━━ RECORDED INFORMATION ━━

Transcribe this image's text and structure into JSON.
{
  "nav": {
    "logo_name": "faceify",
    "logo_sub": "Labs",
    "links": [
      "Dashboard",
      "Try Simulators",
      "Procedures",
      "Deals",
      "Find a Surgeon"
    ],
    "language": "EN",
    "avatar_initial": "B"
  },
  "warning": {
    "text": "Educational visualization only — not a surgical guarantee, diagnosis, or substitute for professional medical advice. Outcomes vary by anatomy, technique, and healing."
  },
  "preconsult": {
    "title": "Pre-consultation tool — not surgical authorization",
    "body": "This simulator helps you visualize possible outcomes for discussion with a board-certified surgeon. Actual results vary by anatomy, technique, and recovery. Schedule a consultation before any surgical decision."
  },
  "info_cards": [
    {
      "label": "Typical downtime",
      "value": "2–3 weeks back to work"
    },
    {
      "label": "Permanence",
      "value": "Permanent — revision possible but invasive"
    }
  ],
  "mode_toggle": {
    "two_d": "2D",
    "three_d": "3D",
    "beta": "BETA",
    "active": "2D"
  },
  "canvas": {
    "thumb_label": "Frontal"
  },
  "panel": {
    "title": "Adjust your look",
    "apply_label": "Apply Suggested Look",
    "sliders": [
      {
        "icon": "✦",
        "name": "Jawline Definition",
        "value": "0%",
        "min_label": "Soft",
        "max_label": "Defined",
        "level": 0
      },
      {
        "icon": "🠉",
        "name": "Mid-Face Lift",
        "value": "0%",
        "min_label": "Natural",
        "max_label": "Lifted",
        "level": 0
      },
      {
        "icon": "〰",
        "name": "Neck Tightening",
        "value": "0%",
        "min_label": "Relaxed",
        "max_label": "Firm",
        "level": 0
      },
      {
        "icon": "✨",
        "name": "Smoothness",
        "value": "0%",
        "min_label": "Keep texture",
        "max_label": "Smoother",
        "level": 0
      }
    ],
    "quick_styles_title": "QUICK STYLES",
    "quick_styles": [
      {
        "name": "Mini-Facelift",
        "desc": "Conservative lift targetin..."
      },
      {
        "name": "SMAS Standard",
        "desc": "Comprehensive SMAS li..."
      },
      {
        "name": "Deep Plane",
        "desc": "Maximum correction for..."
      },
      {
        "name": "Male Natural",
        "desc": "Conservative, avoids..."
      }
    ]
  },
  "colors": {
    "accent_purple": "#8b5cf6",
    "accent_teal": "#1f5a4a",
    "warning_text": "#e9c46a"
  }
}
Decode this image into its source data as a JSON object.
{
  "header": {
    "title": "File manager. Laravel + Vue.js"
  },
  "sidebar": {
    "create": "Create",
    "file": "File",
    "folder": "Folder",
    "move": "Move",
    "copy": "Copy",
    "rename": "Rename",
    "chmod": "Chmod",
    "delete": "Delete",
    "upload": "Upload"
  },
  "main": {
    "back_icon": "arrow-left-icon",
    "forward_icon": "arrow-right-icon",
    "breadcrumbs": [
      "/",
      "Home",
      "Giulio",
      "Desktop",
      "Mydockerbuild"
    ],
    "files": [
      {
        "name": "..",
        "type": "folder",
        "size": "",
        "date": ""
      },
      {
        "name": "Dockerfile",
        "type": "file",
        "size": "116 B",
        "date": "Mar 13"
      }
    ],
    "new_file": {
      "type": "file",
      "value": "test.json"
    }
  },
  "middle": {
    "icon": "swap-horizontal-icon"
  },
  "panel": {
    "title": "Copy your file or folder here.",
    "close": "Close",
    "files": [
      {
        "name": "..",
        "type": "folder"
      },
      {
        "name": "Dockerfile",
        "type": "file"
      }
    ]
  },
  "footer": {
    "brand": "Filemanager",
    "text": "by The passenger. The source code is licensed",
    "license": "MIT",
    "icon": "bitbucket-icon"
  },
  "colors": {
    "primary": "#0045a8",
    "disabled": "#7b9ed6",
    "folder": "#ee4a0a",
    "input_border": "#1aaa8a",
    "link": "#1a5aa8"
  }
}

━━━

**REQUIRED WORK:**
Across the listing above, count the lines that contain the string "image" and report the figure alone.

**ANSWER BOX:**
2